### Your objective
Go through the records and copy each line where the word "icon" occurs.

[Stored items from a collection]
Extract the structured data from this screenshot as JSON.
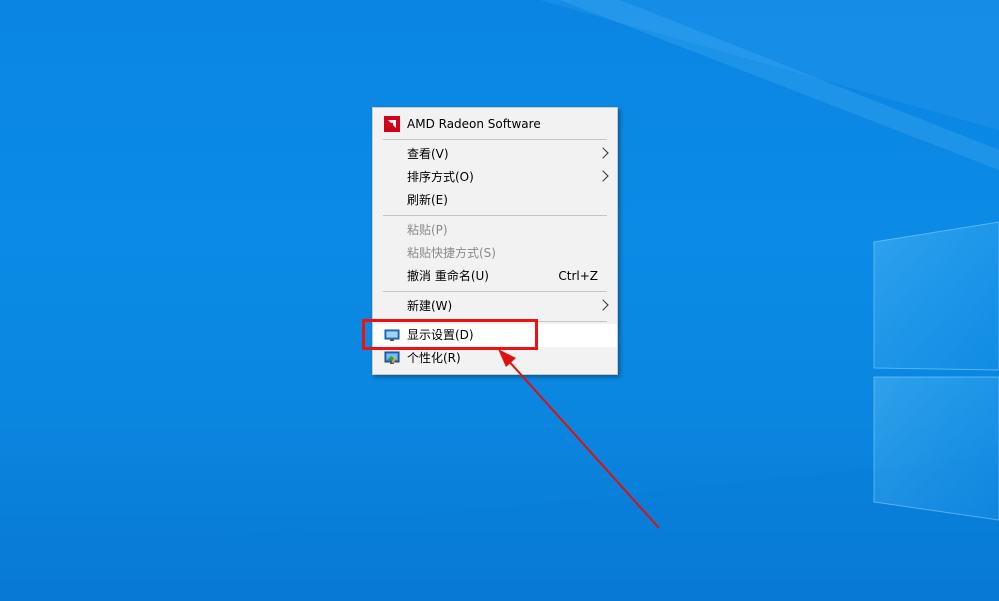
{
  "desktop": {
    "background_color": "#0a86e2"
  },
  "context_menu": {
    "header": {
      "label": "AMD Radeon Software",
      "icon": "amd-radeon-icon"
    },
    "items": [
      {
        "label": "查看(V)",
        "submenu": true
      },
      {
        "label": "排序方式(O)",
        "submenu": true
      },
      {
        "label": "刷新(E)"
      },
      {
        "label": "粘贴(P)",
        "disabled": true
      },
      {
        "label": "粘贴快捷方式(S)",
        "disabled": true
      },
      {
        "label": "撤消 重命名(U)",
        "shortcut": "Ctrl+Z"
      },
      {
        "label": "新建(W)",
        "submenu": true
      },
      {
        "label": "显示设置(D)",
        "icon": "display-settings-icon",
        "highlighted": true
      },
      {
        "label": "个性化(R)",
        "icon": "personalize-icon"
      }
    ]
  },
  "annotation": {
    "box_color": "#ee1111",
    "arrow_color": "#dd1111"
  }
}
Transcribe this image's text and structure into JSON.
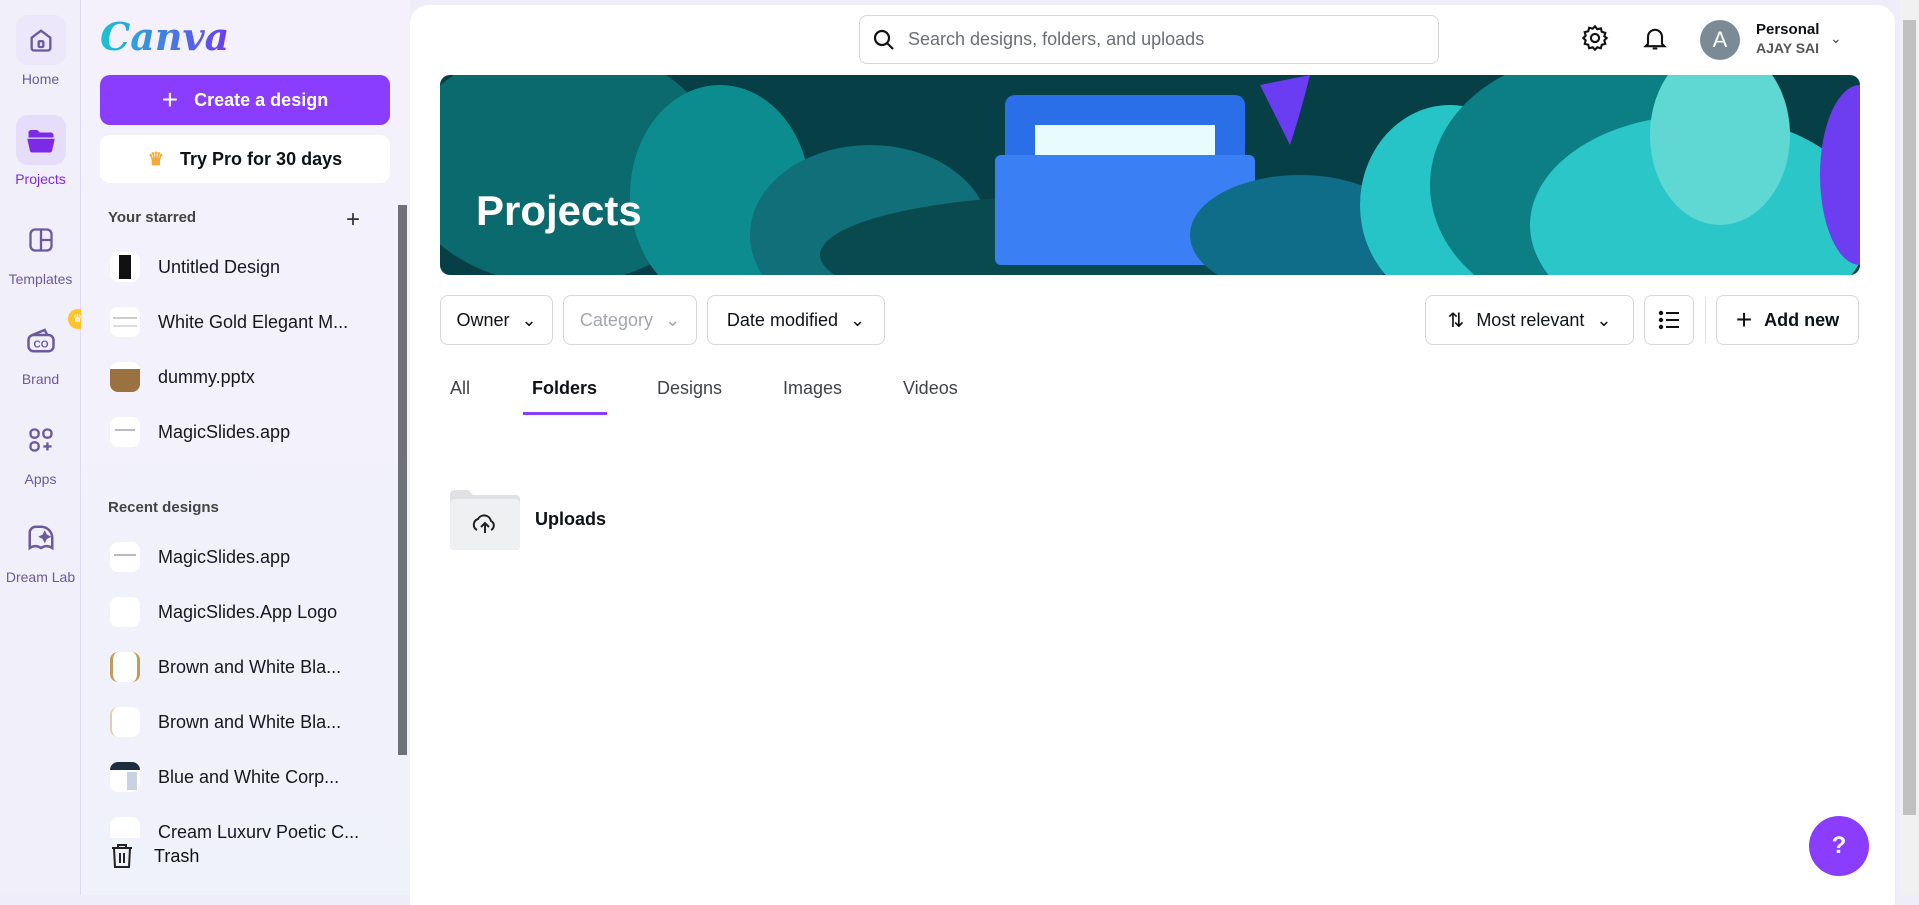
{
  "rail": [
    {
      "label": "Home",
      "icon": "home-icon"
    },
    {
      "label": "Projects",
      "icon": "folder-icon",
      "active": true
    },
    {
      "label": "Templates",
      "icon": "templates-icon"
    },
    {
      "label": "Brand",
      "icon": "brand-icon"
    },
    {
      "label": "Apps",
      "icon": "apps-icon"
    },
    {
      "label": "Dream Lab",
      "icon": "dream-lab-icon"
    }
  ],
  "logo": "Canva",
  "create_label": "Create a design",
  "try_pro_label": "Try Pro for 30 days",
  "starred": {
    "title": "Your starred",
    "items": [
      "Untitled Design",
      "White Gold Elegant M...",
      "dummy.pptx",
      "MagicSlides.app"
    ]
  },
  "recent": {
    "title": "Recent designs",
    "items": [
      "MagicSlides.app",
      "MagicSlides.App Logo",
      "Brown and White Bla...",
      "Brown and White Bla...",
      "Blue and White Corp...",
      "Cream Luxury Poetic C..."
    ]
  },
  "trash_label": "Trash",
  "search": {
    "placeholder": "Search designs, folders, and uploads"
  },
  "account": {
    "initial": "A",
    "type": "Personal",
    "name": "AJAY SAI"
  },
  "banner_title": "Projects",
  "filters": {
    "owner": "Owner",
    "category": "Category",
    "date": "Date modified",
    "sort": "Most relevant",
    "add_new": "Add new"
  },
  "tabs": [
    "All",
    "Folders",
    "Designs",
    "Images",
    "Videos"
  ],
  "active_tab": "Folders",
  "folders": [
    {
      "name": "Uploads"
    }
  ],
  "help_label": "?",
  "colors": {
    "accent": "#8b3dff"
  }
}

### Answer section
      "icon": "amd-radeon-icon"
        "icon": "display-settings-icon",
        "icon": "personalize-icon"
      "icon": "home-icon"
      "icon": "folder-icon",
      "icon": "templates-icon"
      "icon": "brand-icon"
      "icon": "apps-icon"
      "icon": "dream-lab-icon"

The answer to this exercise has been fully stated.